The South American plate: The South American plate is comprised of South America as well as a large portion of the Atlantic Ocean. It is the seventh-largest tectonic plate and spans 16,800,000 square miles. At this size, the South American plate is the smallest of the seven major plates. This plate has convergent tectonic boundaries and, in recent years, has caused some catastrophic earthquakes. The South American plate moves from 2.7 to 3.4 centimeters per year.

The Pacific Plate: The Pacific Plate covers 40,000,000 square miles, making it the largest tectonic plate. This plate is comprised of the western portion of North America and Alaska and stretches across the Pacific Ocean to encompass the east coast of Japan and Indonesia. The Pacific Plate moves at a rate of 5.0 to 10.0 centimeters per year. The Pacific plate's boundaries primarily comprise the Pacific Ring of Fire, also known as the Circum-Pacific Belt and the Girdle of Fire. The Ring of Fire is the circular region defined by the boundaries of the Pacific plate, which has most of the active volcanos across the Earth as well as most of the earthquakes. The majority of the Ring of Fire is under the Pacific Ocean and is comprised of over 450 volcanoes.

While the movements of tectonic plates are, for the most part, undetectable without advanced scientific technology, there are some instances during which the movement of tectonic plates felt but that it is also destructive. Earthquakes, for example, are the result of the movement of different plates against each other along their boundaries. Where two plates meet is called a fault plane or fault line, and along these fault lines, the chance of tectonic earthquakes, also known as interplate earthquakes, is drastically elevated compared to locations in the middle of a plate.

There are three types of fault lines: normal, reverse, and strike-slip. This refers to what position two plates lock into each other. After two plates are locked, the continued movement of the plates towards, away or against each other results in stored strain energy to build. When that energy is released, you get an earthquake.

The movement of tectonic plates also causes volcanic eruptions. A volcanic eruption is defined as when lava (molten rock), volcanic ash, and/or gases vent through an opening in the Earth's crust. At its simplest definition, a volcano is a vent for the high-pressure environment of underground magma chambers.

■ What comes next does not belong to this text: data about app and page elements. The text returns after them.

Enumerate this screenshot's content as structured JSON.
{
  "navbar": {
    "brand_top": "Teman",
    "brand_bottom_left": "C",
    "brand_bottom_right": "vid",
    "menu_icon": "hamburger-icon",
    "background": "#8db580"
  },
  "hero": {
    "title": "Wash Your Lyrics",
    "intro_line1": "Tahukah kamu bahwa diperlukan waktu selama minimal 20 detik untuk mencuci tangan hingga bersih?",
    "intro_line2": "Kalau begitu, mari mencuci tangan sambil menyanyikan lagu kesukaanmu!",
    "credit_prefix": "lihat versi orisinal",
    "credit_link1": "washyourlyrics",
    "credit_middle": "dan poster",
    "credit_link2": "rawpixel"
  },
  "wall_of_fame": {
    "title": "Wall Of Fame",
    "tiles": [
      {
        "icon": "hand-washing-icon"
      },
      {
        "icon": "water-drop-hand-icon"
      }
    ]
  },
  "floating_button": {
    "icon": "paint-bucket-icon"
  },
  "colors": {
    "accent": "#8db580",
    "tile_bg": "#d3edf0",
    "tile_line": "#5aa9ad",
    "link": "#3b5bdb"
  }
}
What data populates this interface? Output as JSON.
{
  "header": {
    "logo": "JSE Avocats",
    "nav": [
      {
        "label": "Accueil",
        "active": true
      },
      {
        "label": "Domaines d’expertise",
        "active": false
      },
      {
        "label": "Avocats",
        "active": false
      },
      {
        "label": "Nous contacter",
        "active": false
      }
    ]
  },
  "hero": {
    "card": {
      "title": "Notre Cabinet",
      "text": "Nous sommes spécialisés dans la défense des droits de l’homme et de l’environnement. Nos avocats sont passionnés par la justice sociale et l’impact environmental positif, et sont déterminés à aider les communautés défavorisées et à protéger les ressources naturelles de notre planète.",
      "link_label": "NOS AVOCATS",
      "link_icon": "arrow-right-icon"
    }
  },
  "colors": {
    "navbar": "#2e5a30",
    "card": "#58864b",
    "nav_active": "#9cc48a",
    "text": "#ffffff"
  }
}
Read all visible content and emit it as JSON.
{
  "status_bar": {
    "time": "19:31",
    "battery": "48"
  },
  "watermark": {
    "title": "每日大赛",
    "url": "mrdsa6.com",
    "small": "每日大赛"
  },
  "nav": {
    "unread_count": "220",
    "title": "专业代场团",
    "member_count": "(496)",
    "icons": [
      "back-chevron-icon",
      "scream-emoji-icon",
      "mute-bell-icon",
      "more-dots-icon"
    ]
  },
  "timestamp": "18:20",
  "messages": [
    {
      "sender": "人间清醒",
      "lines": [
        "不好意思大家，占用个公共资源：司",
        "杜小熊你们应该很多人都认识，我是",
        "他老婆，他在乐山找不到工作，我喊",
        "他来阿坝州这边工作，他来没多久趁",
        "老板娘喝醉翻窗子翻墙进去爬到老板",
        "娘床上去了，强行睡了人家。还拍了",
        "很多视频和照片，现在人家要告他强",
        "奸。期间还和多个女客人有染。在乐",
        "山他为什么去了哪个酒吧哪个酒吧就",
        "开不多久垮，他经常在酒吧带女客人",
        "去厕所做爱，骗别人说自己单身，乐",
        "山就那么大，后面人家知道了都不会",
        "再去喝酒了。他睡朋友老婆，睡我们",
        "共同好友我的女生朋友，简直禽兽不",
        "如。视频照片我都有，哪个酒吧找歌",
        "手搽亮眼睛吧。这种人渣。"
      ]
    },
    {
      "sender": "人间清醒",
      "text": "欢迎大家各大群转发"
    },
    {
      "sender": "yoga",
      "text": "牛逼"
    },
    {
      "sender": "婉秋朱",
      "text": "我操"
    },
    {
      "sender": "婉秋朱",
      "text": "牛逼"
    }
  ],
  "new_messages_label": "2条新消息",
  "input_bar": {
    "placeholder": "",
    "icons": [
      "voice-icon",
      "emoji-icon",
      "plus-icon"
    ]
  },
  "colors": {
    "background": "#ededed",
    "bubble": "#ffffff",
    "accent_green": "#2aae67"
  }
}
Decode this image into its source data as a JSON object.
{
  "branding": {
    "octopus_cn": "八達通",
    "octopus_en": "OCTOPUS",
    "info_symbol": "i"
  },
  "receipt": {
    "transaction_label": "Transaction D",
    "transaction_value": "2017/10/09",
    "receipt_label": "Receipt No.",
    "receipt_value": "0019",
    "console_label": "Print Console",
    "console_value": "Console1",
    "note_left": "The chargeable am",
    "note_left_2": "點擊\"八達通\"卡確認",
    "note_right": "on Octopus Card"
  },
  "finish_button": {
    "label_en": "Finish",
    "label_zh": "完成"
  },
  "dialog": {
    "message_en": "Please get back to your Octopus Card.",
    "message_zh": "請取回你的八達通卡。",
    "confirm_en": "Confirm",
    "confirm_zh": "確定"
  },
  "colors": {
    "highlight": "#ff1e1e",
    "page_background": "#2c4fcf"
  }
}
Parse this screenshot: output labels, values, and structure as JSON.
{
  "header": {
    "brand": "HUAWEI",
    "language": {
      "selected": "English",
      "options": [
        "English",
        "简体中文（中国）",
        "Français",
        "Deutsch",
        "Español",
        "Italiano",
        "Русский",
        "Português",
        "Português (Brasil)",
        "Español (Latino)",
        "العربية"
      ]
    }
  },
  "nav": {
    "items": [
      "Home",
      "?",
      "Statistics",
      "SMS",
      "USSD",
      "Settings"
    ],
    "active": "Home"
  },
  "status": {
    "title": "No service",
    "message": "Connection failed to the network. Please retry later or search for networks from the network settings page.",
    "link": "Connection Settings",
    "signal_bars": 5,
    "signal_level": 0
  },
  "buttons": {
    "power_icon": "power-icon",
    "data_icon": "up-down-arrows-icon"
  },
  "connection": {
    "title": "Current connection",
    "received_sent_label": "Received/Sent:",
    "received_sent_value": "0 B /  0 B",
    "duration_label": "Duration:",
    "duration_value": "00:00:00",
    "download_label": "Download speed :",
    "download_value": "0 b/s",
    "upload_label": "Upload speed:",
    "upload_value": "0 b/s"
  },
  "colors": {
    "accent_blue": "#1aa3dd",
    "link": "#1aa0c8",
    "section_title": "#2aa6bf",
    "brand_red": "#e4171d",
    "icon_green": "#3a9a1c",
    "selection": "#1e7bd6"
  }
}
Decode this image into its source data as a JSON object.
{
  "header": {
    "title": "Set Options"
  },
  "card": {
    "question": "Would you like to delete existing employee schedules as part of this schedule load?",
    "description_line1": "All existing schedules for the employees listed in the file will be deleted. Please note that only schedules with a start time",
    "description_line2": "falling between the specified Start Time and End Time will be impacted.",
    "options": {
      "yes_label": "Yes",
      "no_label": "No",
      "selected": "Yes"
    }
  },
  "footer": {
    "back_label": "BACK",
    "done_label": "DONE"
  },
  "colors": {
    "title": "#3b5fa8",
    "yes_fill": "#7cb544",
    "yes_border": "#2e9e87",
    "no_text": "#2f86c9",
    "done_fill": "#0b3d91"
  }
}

Above the ground, volcanoes are created as one tectonic plate is forced under another. Most often, this occurs when a thin and dense oceanic plate moves under a thicker and less dense continental plate. As this process occurs, magma chambers are created. The volume of magma in these chambers slowly increases, and when enough pressure builds up, the most likely result is a volcanic eruption. Underneath the Earth's oceans, this process happens differently. Underwater volcanoes are found along cracks that are created by tectonic plates moving away from each other. When this happens, it releases magma, which fills the space created by the separating plates. Both of these processes are observed along the Ring of Fire at a much higher rate than any place else on the Earth.

It is important to know where fault lines run as well as how tectonic plates interact with each other so that when infrastructure is planned and built, the architects and engineers take into consideration the need to create earthquake-resistant buildings. Buildings that are built in places such as San Fransisco and Los Angeles, which are along the Ring of Fire, are built on top of flexible pads, which are composed of rubber, steel, and lead so that they do not collapse at the slightest tremor.

In terms of volcanos, knowing how tectonic movements have in the past caused eruptions can allow for early warning systems to warn those in dangerous proximity to these volcanoes to evacuate. While there have been many historical tragedies caused by tectonic plate movement, by understanding tectonic plates we can endeavor to minimize the impact of potential future quakes and eruptions and hopefully save lives.